EXERCISE PROMPT: When you spot the word "JSON" in a line of the data below, copy that line.

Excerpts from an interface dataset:
= = =

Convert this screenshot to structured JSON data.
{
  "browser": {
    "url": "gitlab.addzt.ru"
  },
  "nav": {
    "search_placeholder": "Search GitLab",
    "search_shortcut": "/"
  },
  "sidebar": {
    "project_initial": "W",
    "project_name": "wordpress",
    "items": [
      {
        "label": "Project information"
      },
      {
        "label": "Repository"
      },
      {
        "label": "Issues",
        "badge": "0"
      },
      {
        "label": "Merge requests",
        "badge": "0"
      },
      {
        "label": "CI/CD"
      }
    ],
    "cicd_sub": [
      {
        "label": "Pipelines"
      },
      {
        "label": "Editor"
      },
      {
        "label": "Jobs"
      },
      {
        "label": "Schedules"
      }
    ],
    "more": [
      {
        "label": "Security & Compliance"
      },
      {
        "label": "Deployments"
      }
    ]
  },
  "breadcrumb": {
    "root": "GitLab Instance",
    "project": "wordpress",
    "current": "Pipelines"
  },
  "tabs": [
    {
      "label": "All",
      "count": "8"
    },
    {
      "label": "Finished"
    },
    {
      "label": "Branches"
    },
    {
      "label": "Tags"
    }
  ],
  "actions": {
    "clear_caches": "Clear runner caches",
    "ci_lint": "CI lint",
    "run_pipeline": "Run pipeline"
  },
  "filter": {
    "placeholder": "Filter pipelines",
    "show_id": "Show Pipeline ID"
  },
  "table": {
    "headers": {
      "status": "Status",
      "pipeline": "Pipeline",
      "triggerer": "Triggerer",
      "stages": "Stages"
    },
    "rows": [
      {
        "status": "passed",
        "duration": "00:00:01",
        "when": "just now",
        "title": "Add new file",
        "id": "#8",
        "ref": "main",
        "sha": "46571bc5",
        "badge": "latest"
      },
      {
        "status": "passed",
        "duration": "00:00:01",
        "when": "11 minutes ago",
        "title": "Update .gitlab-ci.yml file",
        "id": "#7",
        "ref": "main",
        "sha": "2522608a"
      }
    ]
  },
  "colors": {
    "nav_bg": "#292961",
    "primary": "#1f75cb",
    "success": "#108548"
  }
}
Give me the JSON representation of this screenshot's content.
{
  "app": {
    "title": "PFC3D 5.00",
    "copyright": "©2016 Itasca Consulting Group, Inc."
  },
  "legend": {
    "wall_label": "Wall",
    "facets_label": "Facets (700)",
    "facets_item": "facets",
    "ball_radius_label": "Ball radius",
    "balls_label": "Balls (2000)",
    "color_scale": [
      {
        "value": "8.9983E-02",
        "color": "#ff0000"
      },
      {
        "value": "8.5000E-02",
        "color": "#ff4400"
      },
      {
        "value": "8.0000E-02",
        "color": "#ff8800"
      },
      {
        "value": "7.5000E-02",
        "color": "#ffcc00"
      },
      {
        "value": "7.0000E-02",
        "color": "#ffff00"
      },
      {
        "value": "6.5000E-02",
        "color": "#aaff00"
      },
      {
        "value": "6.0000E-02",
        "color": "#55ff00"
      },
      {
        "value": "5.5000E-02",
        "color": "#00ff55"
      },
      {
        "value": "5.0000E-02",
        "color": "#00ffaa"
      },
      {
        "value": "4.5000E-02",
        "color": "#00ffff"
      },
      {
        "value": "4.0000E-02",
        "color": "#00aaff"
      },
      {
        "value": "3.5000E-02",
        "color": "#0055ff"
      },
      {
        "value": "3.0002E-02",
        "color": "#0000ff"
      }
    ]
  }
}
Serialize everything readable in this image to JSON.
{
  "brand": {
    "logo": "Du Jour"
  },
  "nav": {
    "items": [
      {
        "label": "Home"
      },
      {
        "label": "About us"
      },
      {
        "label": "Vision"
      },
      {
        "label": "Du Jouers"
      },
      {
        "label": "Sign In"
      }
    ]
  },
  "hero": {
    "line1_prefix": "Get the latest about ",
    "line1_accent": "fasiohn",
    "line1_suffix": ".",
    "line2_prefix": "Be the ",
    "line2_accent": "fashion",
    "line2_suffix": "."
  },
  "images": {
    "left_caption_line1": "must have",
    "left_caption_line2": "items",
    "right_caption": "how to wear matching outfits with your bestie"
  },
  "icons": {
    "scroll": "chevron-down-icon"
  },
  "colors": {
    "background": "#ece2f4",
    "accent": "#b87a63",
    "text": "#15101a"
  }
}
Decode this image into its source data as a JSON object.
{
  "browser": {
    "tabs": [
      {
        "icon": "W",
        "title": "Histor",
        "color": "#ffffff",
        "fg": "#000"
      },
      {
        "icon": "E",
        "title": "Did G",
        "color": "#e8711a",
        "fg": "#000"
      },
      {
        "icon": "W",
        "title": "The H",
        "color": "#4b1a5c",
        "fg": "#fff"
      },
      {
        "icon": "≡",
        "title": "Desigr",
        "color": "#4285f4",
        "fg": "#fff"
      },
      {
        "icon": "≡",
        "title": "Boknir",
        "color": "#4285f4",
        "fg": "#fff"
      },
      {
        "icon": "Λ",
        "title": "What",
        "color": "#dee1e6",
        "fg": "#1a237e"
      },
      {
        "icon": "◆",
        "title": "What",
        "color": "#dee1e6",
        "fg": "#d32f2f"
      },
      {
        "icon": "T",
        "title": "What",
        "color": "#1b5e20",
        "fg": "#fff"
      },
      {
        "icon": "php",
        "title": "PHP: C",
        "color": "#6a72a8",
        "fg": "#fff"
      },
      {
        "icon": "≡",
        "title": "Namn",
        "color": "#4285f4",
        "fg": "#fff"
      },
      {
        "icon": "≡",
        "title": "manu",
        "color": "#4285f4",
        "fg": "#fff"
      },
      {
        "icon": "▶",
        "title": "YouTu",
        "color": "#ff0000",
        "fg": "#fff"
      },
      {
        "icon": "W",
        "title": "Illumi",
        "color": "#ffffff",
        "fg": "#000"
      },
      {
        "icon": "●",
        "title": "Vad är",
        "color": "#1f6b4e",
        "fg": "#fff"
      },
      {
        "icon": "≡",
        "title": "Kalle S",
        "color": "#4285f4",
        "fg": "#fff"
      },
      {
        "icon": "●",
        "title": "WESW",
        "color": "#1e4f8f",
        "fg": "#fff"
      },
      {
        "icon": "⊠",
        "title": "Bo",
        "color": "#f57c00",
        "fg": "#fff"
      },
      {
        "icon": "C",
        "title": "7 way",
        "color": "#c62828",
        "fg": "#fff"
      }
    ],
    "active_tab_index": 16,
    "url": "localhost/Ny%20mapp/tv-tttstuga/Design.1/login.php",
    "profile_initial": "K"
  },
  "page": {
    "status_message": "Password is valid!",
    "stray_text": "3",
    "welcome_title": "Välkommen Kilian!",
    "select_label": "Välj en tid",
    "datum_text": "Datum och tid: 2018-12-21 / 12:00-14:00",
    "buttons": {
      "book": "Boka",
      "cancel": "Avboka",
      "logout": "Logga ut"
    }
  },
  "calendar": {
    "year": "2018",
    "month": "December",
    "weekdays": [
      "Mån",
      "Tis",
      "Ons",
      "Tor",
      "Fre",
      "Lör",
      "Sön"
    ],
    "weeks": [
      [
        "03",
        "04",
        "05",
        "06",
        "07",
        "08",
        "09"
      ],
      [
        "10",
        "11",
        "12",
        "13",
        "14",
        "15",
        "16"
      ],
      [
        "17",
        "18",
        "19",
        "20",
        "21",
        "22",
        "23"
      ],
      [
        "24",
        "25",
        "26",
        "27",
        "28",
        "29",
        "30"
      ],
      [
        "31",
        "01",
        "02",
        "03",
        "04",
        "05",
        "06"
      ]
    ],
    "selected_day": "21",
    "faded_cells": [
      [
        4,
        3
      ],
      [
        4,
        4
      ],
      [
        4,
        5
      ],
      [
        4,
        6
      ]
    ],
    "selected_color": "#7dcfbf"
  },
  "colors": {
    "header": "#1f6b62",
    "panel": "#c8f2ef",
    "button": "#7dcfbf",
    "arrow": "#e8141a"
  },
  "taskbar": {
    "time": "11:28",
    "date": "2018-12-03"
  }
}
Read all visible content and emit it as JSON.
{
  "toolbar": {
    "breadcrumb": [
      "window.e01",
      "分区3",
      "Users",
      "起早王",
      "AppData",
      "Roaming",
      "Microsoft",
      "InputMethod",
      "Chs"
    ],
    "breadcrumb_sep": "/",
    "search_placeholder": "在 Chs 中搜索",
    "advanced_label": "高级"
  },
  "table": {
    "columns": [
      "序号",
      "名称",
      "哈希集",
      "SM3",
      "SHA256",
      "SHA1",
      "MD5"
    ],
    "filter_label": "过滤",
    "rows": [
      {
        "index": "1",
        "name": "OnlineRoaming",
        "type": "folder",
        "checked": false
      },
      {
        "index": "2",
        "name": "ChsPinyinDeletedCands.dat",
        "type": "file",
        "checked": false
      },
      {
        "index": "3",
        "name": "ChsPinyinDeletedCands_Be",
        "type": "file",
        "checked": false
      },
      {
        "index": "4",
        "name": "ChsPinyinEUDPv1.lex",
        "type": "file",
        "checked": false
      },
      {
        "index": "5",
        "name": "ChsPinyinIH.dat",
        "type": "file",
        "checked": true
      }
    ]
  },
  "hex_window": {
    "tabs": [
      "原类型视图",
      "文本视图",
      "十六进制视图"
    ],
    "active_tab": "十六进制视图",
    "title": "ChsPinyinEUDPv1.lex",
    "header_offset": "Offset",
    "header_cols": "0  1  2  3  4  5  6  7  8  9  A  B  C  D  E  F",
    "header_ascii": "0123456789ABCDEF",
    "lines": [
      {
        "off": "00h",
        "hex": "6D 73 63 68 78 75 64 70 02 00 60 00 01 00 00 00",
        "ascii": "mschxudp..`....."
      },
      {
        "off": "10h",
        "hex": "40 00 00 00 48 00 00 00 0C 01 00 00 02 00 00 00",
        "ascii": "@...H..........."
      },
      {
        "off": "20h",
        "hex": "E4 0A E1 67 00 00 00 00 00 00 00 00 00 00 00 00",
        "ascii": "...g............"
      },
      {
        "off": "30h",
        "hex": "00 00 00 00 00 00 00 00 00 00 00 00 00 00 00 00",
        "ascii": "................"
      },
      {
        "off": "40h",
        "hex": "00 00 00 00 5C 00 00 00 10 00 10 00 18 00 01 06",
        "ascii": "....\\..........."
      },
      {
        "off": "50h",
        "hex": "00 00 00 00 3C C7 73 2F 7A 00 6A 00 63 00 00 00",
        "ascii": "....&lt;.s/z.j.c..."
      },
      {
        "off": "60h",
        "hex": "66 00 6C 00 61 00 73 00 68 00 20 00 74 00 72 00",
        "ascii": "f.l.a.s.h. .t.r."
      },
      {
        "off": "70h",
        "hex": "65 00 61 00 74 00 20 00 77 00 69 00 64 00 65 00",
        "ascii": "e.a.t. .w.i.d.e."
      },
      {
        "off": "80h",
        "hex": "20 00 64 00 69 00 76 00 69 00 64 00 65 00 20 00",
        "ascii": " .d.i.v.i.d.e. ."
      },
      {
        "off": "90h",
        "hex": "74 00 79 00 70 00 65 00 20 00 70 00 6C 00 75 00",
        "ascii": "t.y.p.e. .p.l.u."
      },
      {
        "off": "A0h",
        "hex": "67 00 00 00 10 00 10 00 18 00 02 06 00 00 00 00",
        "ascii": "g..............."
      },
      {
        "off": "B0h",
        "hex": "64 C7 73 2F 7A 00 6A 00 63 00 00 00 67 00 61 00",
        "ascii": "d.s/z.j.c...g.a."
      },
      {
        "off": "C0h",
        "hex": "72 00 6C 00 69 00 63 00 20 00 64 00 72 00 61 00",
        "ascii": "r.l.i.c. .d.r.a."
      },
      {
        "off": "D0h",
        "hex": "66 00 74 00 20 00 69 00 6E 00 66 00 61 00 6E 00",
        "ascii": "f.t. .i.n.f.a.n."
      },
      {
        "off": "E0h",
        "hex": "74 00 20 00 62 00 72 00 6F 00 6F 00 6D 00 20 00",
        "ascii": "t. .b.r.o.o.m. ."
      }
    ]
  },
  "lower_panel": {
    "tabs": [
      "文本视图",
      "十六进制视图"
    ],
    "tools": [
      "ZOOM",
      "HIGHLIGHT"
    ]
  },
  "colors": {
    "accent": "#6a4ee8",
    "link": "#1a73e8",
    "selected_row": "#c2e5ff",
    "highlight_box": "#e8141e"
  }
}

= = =

WRITTEN SOLUTION:
Convert this screenshot to structured JSON data.
Give me the JSON representation of this screenshot's content.
Serialize everything readable in this image to JSON.
Decode this image into its source data as a JSON object.
Read all visible content and emit it as JSON.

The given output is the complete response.